Your task –
Could you state how many lines of the material hold "Wroblewski"? Include nothing beyond the number.

Supplied material –
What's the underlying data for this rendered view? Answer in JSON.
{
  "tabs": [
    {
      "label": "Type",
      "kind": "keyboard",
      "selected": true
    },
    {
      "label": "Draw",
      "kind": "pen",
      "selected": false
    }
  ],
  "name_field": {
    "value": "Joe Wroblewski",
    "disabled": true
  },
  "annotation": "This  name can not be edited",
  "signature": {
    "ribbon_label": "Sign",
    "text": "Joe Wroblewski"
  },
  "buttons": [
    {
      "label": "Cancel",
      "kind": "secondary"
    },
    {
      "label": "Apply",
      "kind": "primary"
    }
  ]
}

Answer area –
2